## [ACTIVITY]
Below are records. Return each one exactly as written.

## [INPUT FOR THIS TASK]
Segment Open

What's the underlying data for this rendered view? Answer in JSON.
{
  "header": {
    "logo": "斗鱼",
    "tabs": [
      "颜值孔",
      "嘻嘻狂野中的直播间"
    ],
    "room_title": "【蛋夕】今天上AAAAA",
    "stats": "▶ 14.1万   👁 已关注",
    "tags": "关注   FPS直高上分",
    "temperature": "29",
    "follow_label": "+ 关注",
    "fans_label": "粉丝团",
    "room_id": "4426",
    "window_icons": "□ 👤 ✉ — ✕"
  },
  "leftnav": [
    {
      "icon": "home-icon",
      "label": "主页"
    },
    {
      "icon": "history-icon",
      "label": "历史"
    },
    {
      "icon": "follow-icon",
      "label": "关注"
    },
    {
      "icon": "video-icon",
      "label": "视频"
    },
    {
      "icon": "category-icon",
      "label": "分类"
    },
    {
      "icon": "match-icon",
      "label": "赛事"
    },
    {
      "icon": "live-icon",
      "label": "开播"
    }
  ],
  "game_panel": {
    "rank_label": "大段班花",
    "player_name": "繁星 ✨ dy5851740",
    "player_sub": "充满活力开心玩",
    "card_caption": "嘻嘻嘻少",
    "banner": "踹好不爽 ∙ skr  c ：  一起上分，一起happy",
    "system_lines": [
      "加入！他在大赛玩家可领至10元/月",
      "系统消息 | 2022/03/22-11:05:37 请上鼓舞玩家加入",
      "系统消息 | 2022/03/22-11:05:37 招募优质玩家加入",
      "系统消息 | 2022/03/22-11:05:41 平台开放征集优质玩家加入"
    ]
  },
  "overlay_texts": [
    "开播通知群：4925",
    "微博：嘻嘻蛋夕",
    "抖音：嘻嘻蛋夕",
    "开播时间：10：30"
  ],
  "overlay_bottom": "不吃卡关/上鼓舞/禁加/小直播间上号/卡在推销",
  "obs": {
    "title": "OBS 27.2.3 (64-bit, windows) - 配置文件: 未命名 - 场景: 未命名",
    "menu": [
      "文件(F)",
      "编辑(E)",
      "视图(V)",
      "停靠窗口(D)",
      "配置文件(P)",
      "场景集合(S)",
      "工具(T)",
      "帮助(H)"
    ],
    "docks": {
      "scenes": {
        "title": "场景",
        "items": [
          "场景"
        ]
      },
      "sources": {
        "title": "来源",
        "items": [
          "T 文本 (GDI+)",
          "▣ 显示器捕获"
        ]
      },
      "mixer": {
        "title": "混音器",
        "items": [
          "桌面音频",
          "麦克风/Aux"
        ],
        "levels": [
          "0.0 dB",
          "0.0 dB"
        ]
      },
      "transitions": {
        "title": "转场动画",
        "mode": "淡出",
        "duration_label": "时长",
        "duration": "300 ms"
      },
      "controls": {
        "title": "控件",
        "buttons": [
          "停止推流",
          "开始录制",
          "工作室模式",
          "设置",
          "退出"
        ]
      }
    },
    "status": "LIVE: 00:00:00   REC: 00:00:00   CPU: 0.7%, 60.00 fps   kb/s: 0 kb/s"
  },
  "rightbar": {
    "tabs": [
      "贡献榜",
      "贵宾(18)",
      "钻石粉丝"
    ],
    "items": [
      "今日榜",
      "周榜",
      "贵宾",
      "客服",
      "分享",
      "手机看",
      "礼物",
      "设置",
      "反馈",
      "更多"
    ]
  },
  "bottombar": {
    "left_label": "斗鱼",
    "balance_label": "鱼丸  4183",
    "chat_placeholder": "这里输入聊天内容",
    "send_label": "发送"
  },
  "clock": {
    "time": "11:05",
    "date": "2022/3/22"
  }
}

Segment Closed

## [WRITTEN SOLUTION]
What's the underlying data for this rendered view? Answer in JSON.
{
  "header": {
    "logo": "斗鱼",
    "tabs": [
      "颜值孔",
      "嘻嘻狂野中的直播间"
    ],
    "room_title": "【蛋夕】今天上AAAAA",
    "stats": "▶ 14.1万   👁 已关注",
    "tags": "关注   FPS直高上分",
    "temperature": "29",
    "follow_label": "+ 关注",
    "fans_label": "粉丝团",
    "room_id": "4426",
    "window_icons": "□ 👤 ✉ — ✕"
  },
  "leftnav": [
    {
      "icon": "home-icon",
      "label": "主页"
    },
    {
      "icon": "history-icon",
      "label": "历史"
    },
    {
      "icon": "follow-icon",
      "label": "关注"
    },
    {
      "icon": "video-icon",
      "label": "视频"
    },
    {
      "icon": "category-icon",
      "label": "分类"
    },
    {
      "icon": "match-icon",
      "label": "赛事"
    },
    {
      "icon": "live-icon",
      "label": "开播"
    }
  ],
  "game_panel": {
    "rank_label": "大段班花",
    "player_name": "繁星 ✨ dy5851740",
    "player_sub": "充满活力开心玩",
    "card_caption": "嘻嘻嘻少",
    "banner": "踹好不爽 ∙ skr  c ：  一起上分，一起happy",
    "system_lines": [
      "加入！他在大赛玩家可领至10元/月",
      "系统消息 | 2022/03/22-11:05:37 请上鼓舞玩家加入",
      "系统消息 | 2022/03/22-11:05:37 招募优质玩家加入",
      "系统消息 | 2022/03/22-11:05:41 平台开放征集优质玩家加入"
    ]
  },
  "overlay_texts": [
    "开播通知群：4925",
    "微博：嘻嘻蛋夕",
    "抖音：嘻嘻蛋夕",
    "开播时间：10：30"
  ],
  "overlay_bottom": "不吃卡关/上鼓舞/禁加/小直播间上号/卡在推销",
  "obs": {
    "title": "OBS 27.2.3 (64-bit, windows) - 配置文件: 未命名 - 场景: 未命名",
    "menu": [
      "文件(F)",
      "编辑(E)",
      "视图(V)",
      "停靠窗口(D)",
      "配置文件(P)",
      "场景集合(S)",
      "工具(T)",
      "帮助(H)"
    ],
    "docks": {
      "scenes": {
        "title": "场景",
        "items": [
          "场景"
        ]
      },
      "sources": {
        "title": "来源",
        "items": [
          "T 文本 (GDI+)",
          "▣ 显示器捕获"
        ]
      },
      "mixer": {
        "title": "混音器",
        "items": [
          "桌面音频",
          "麦克风/Aux"
        ],
        "levels": [
          "0.0 dB",
          "0.0 dB"
        ]
      },
      "transitions": {
        "title": "转场动画",
        "mode": "淡出",
        "duration_label": "时长",
        "duration": "300 ms"
      },
      "controls": {
        "title": "控件",
        "buttons": [
          "停止推流",
          "开始录制",
          "工作室模式",
          "设置",
          "退出"
        ]
      }
    },
    "status": "LIVE: 00:00:00   REC: 00:00:00   CPU: 0.7%, 60.00 fps   kb/s: 0 kb/s"
  },
  "rightbar": {
    "tabs": [
      "贡献榜",
      "贵宾(18)",
      "钻石粉丝"
    ],
    "items": [
      "今日榜",
      "周榜",
      "贵宾",
      "客服",
      "分享",
      "手机看",
      "礼物",
      "设置",
      "反馈",
      "更多"
    ]
  },
  "bottombar": {
    "left_label": "斗鱼",
    "balance_label": "鱼丸  4183",
    "chat_placeholder": "这里输入聊天内容",
    "send_label": "发送"
  },
  "clock": {
    "time": "11:05",
    "date": "2022/3/22"
  }
}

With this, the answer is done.